As the NFL begins to reverse its stance on the seriousness of concussions – also known as traumatic brain injuries – the difficult experiences of afflicted players and their families have witnessed an increase in media and legal attention. Garrett Webster, son of Pittsburgh’s football great Mike Webster, has become an outspoken advocate for brain injury research, changes in legislation, and new approaches to concussions in the NFL, a Pittsburgh Tribune-Review article reported.
Garrett said he still enjoys watching football, and even loves seeing players take devastating blows during the game. He told the Tribune-Review, ‘We’re not trying to take that out of the game. We don’t want to change the game. We don’t want to eliminate football.’ What Garrett does want is for players to receive proper care, acknowledgment, and compensation when they suffer from concussions and the long-term effects associated with sustaining multiple head injuries.

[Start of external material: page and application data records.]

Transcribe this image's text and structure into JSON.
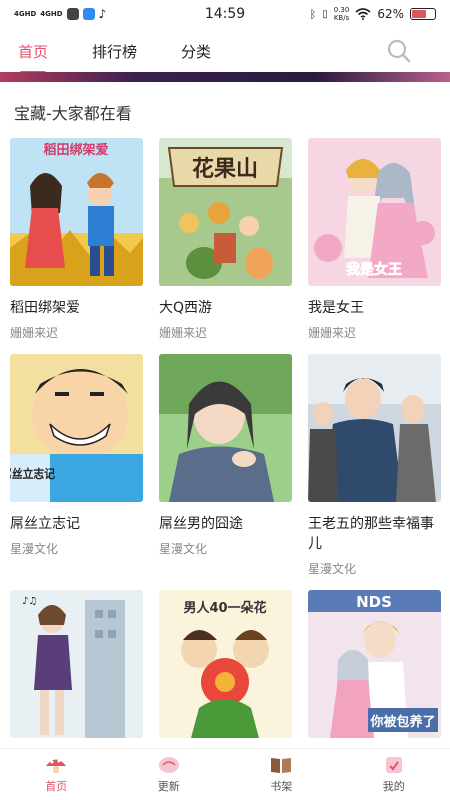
{
  "status_bar": {
    "signal1": "4GHD",
    "signal2": "4GHD",
    "time": "14:59",
    "net_speed_value": "0.30",
    "net_speed_unit": "KB/s",
    "battery": "62%",
    "icons": [
      "chat-icon",
      "app-icon",
      "tiktok-icon",
      "bluetooth-icon",
      "vibrate-icon",
      "wifi-icon",
      "battery-icon"
    ]
  },
  "nav": {
    "tabs": [
      {
        "label": "首页",
        "active": true
      },
      {
        "label": "排行榜",
        "active": false
      },
      {
        "label": "分类",
        "active": false
      }
    ],
    "search_icon": "search-icon",
    "accent": "#e0546a"
  },
  "section": {
    "title": "宝藏-大家都在看"
  },
  "comics": [
    {
      "title": "稻田绑架爱",
      "author": "姗姗来迟",
      "cover_text": "稻田绑架爱"
    },
    {
      "title": "大Q西游",
      "author": "姗姗来迟",
      "cover_text": "花果山"
    },
    {
      "title": "我是女王",
      "author": "姗姗来迟",
      "cover_text": "我是女王"
    },
    {
      "title": "屌丝立志记",
      "author": "星漫文化",
      "cover_text": "屌丝立志记"
    },
    {
      "title": "屌丝男的囧途",
      "author": "星漫文化",
      "cover_text": ""
    },
    {
      "title": "王老五的那些幸福事儿",
      "author": "星漫文化",
      "cover_text": ""
    },
    {
      "title": "",
      "author": "",
      "cover_text": ""
    },
    {
      "title": "",
      "author": "",
      "cover_text": "男人40一朵花"
    },
    {
      "title": "",
      "author": "",
      "cover_text": "你被包养了"
    }
  ],
  "bottom_nav": [
    {
      "label": "首页",
      "icon": "mushroom-icon",
      "active": true
    },
    {
      "label": "更新",
      "icon": "update-icon",
      "active": false
    },
    {
      "label": "书架",
      "icon": "bookshelf-icon",
      "active": false
    },
    {
      "label": "我的",
      "icon": "profile-icon",
      "active": false
    }
  ]
}
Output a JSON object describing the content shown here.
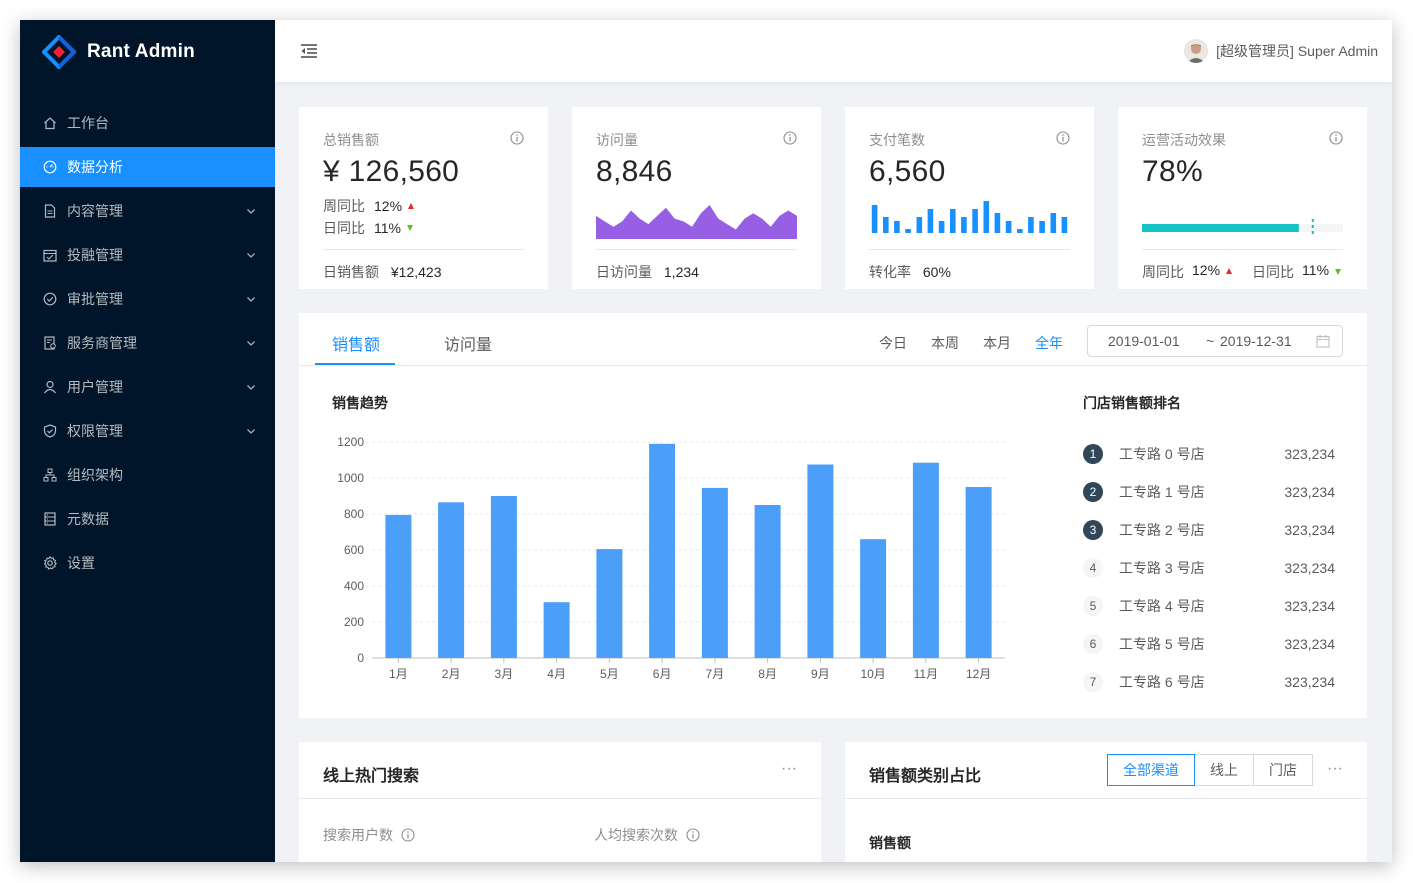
{
  "app": {
    "name": "Rant Admin"
  },
  "sidebar": {
    "items": [
      {
        "label": "工作台",
        "icon": "home-icon",
        "active": false,
        "has_children": false
      },
      {
        "label": "数据分析",
        "icon": "dashboard-icon",
        "active": true,
        "has_children": false
      },
      {
        "label": "内容管理",
        "icon": "file-icon",
        "active": false,
        "has_children": true
      },
      {
        "label": "投融管理",
        "icon": "calendar-icon",
        "active": false,
        "has_children": true
      },
      {
        "label": "审批管理",
        "icon": "check-circle-icon",
        "active": false,
        "has_children": true
      },
      {
        "label": "服务商管理",
        "icon": "audit-icon",
        "active": false,
        "has_children": true
      },
      {
        "label": "用户管理",
        "icon": "user-icon",
        "active": false,
        "has_children": true
      },
      {
        "label": "权限管理",
        "icon": "shield-icon",
        "active": false,
        "has_children": true
      },
      {
        "label": "组织架构",
        "icon": "cluster-icon",
        "active": false,
        "has_children": false
      },
      {
        "label": "元数据",
        "icon": "database-icon",
        "active": false,
        "has_children": false
      },
      {
        "label": "设置",
        "icon": "gear-icon",
        "active": false,
        "has_children": false
      }
    ]
  },
  "header": {
    "user": "[超级管理员] Super Admin"
  },
  "stats": {
    "sales": {
      "title": "总销售额",
      "value": "¥ 126,560",
      "wow_label": "周同比",
      "wow_value": "12%",
      "dod_label": "日同比",
      "dod_value": "11%",
      "footer_label": "日销售额",
      "footer_value": "¥12,423"
    },
    "visits": {
      "title": "访问量",
      "value": "8,846",
      "footer_label": "日访问量",
      "footer_value": "1,234",
      "area_color": "#975fe4",
      "sparkline": [
        7,
        5,
        3,
        5,
        9,
        6,
        4,
        7,
        10,
        6,
        5,
        3,
        8,
        11,
        6,
        4,
        2,
        6,
        8,
        6,
        3,
        7,
        9,
        7
      ]
    },
    "payments": {
      "title": "支付笔数",
      "value": "6,560",
      "footer_label": "转化率",
      "footer_value": "60%",
      "bar_color": "#1890ff",
      "mini_bars": [
        7,
        4,
        3,
        1,
        4,
        6,
        3,
        6,
        4,
        6,
        8,
        5,
        3,
        1,
        4,
        3,
        5,
        4
      ]
    },
    "operations": {
      "title": "运营活动效果",
      "value": "78%",
      "progress": 0.78,
      "target": 0.85,
      "progress_color": "#13c2c2",
      "wow_label": "周同比",
      "wow_value": "12%",
      "dod_label": "日同比",
      "dod_value": "11%"
    }
  },
  "sales_card": {
    "tabs": [
      "销售额",
      "访问量"
    ],
    "active_tab": 0,
    "ranges": [
      "今日",
      "本周",
      "本月",
      "全年"
    ],
    "active_range": 3,
    "date_start": "2019-01-01",
    "date_sep": "~",
    "date_end": "2019-12-31",
    "chart_title": "销售趋势",
    "ranking_title": "门店销售额排名",
    "ranking": [
      {
        "rank": "1",
        "name": "工专路 0 号店",
        "value": "323,234"
      },
      {
        "rank": "2",
        "name": "工专路 1 号店",
        "value": "323,234"
      },
      {
        "rank": "3",
        "name": "工专路 2 号店",
        "value": "323,234"
      },
      {
        "rank": "4",
        "name": "工专路 3 号店",
        "value": "323,234"
      },
      {
        "rank": "5",
        "name": "工专路 4 号店",
        "value": "323,234"
      },
      {
        "rank": "6",
        "name": "工专路 5 号店",
        "value": "323,234"
      },
      {
        "rank": "7",
        "name": "工专路 6 号店",
        "value": "323,234"
      }
    ]
  },
  "chart_data": {
    "type": "bar",
    "title": "销售趋势",
    "categories": [
      "1月",
      "2月",
      "3月",
      "4月",
      "5月",
      "6月",
      "7月",
      "8月",
      "9月",
      "10月",
      "11月",
      "12月"
    ],
    "values": [
      795,
      865,
      900,
      310,
      605,
      1190,
      945,
      850,
      1075,
      660,
      1085,
      950
    ],
    "ylim": [
      0,
      1200
    ],
    "yticks": [
      0,
      200,
      400,
      600,
      800,
      1000,
      1200
    ],
    "grid": true,
    "bar_color": "#4c9ff8"
  },
  "hot_search": {
    "title": "线上热门搜索",
    "more": "···",
    "users_label": "搜索用户数",
    "per_user_label": "人均搜索次数"
  },
  "category": {
    "title": "销售额类别占比",
    "buttons": [
      "全部渠道",
      "线上",
      "门店"
    ],
    "active_button": 0,
    "more": "···",
    "subtitle": "销售额"
  }
}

Garrett and his family won a lawsuit against the NFL in 2005 and received over a million dollars in damages and disability benefits for the suffering his father went through after a hard-hitting 17-season football career. In a video interview, Garrett told reporters that his father once asked him to use a Taser to knock him unconscious so he could have a few moments free of the pain and suffering in his head. Other times, Garrett said, his father suffered from dementia and could not find his way home.
If Garrett has his way, television announcers will no longer glorify violence during NFL games and players, coaches, and fans alike will take concussions and head injuries far more seriously than they currently do. He told the Tribune-Review, ‘I’d rather have my dad alive and him be considered a pansy than to have him dead and considered an Iron Man. I understand announcers would rather hype it up when there’s a big hit’¦ but they don’t have to replay it 15 times and talk about what a bad-ass someone is.’

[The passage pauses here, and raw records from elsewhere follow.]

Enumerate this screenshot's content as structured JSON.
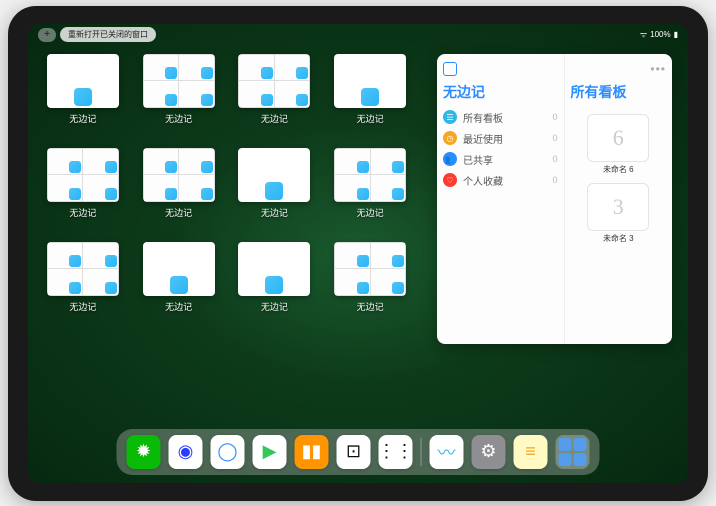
{
  "statusbar": {
    "battery": "100%"
  },
  "topbar": {
    "plus": "+",
    "reopen_label": "重新打开已关闭的窗口"
  },
  "thumbnails": [
    {
      "style": "blank",
      "label": "无边记"
    },
    {
      "style": "tiles",
      "label": "无边记"
    },
    {
      "style": "tiles",
      "label": "无边记"
    },
    {
      "style": "blank",
      "label": "无边记"
    },
    {
      "style": "tiles",
      "label": "无边记"
    },
    {
      "style": "tiles",
      "label": "无边记"
    },
    {
      "style": "blank",
      "label": "无边记"
    },
    {
      "style": "tiles",
      "label": "无边记"
    },
    {
      "style": "tiles",
      "label": "无边记"
    },
    {
      "style": "blank",
      "label": "无边记"
    },
    {
      "style": "blank",
      "label": "无边记"
    },
    {
      "style": "tiles",
      "label": "无边记"
    }
  ],
  "panel": {
    "left_title": "无边记",
    "right_title": "所有看板",
    "categories": [
      {
        "icon": "☰",
        "color": "#2fb8e6",
        "label": "所有看板",
        "count": "0"
      },
      {
        "icon": "◷",
        "color": "#f5a623",
        "label": "最近使用",
        "count": "0"
      },
      {
        "icon": "👥",
        "color": "#2b8cff",
        "label": "已共享",
        "count": "0"
      },
      {
        "icon": "♡",
        "color": "#ff3b30",
        "label": "个人收藏",
        "count": "0"
      }
    ],
    "boards": [
      {
        "glyph": "6",
        "name": "未命名 6",
        "sub": ""
      },
      {
        "glyph": "3",
        "name": "未命名 3",
        "sub": ""
      }
    ]
  },
  "dock": {
    "apps": [
      {
        "name": "wechat",
        "bg": "#09bb07",
        "glyph": "✹"
      },
      {
        "name": "quark-hd",
        "bg": "#ffffff",
        "glyph": "◉",
        "fg": "#2b3bff"
      },
      {
        "name": "quark",
        "bg": "#ffffff",
        "glyph": "◯",
        "fg": "#2b8cff"
      },
      {
        "name": "play",
        "bg": "#ffffff",
        "glyph": "▶",
        "fg": "#34c759"
      },
      {
        "name": "books",
        "bg": "#ff9500",
        "glyph": "▮▮"
      },
      {
        "name": "dice",
        "bg": "#ffffff",
        "glyph": "⊡",
        "fg": "#111"
      },
      {
        "name": "nodes",
        "bg": "#ffffff",
        "glyph": "⋮⋮",
        "fg": "#111"
      },
      {
        "name": "freeform",
        "bg": "#ffffff",
        "glyph": "〰",
        "fg": "#2fb8e6"
      },
      {
        "name": "settings",
        "bg": "#8e8e93",
        "glyph": "⚙"
      },
      {
        "name": "notes",
        "bg": "#fff9c4",
        "glyph": "≡",
        "fg": "#f5a623"
      }
    ]
  }
}
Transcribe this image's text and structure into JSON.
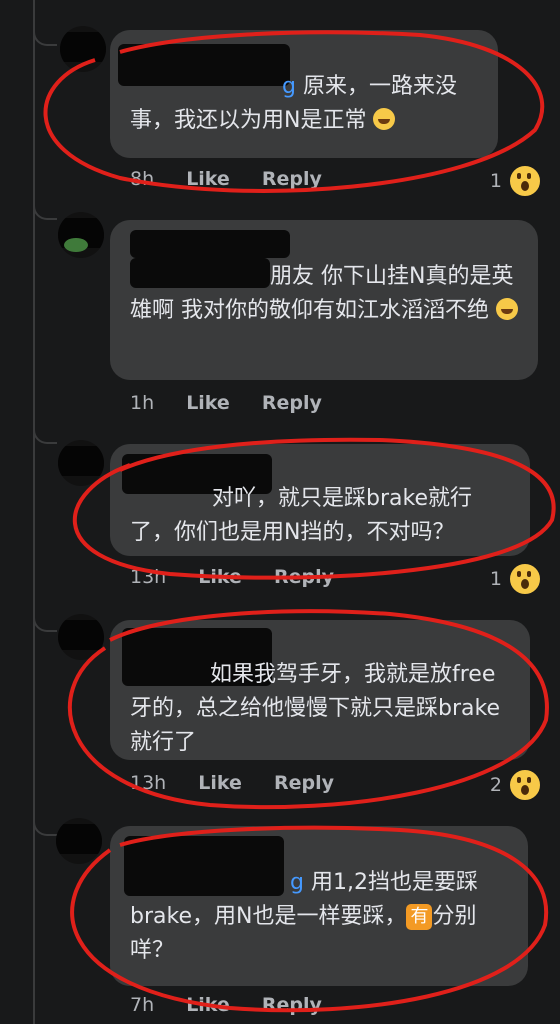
{
  "comments": [
    {
      "name_suffix": "g",
      "text": "原来，一路来没事，我还以为用N是正常",
      "emoji": "grinning-squinting-face",
      "time": "8h",
      "like_label": "Like",
      "reply_label": "Reply",
      "reaction_count": "1"
    },
    {
      "text": "朋友 你下山挂N真的是英雄啊 我对你的敬仰有如江水滔滔不绝",
      "emoji": "grinning-squinting-face",
      "time": "1h",
      "like_label": "Like",
      "reply_label": "Reply"
    },
    {
      "text": "对吖，就只是踩brake就行了，你们也是用N挡的，不对吗？",
      "time": "13h",
      "like_label": "Like",
      "reply_label": "Reply",
      "reaction_count": "1"
    },
    {
      "text": "如果我驾手牙，我就是放free牙的，总之给他慢慢下就只是踩brake就行了",
      "time": "13h",
      "like_label": "Like",
      "reply_label": "Reply",
      "reaction_count": "2"
    },
    {
      "name_suffix": "g",
      "text_before": "用1,2挡也是要踩brake，用N也是一样要踩，",
      "badge": "有",
      "text_after": "分别咩？",
      "time": "7h",
      "like_label": "Like",
      "reply_label": "Reply"
    }
  ],
  "reaction_icon": "wow-face-icon",
  "annotation_color": "#e0201a"
}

Gorman, Kevin. (February 7, 2010) ‘Gorman: Focusing on the brains in big game.’ Retrieved on February 11, 2010 from the Pittsburgh Tribune-Review Web site:https://triblive.com/
Isaacson, Melissa. (February 10, 2010) ‘Processing the aftereffects.’ Retrieved February 10, 2010 from the ESPN Sports Web site: http://sports.espn.go.com/chicago/nfl/columns/story?columnist=isaacson_m…
WTOV9 News Staff. (February 8, 2010) ‘News9 Special Assignment: The Brain Vs. The Game.’ Retrieved on February 11, 2010 from the WTOV9 News Web site:http://www.wtov9.com/news/22477179/detail.html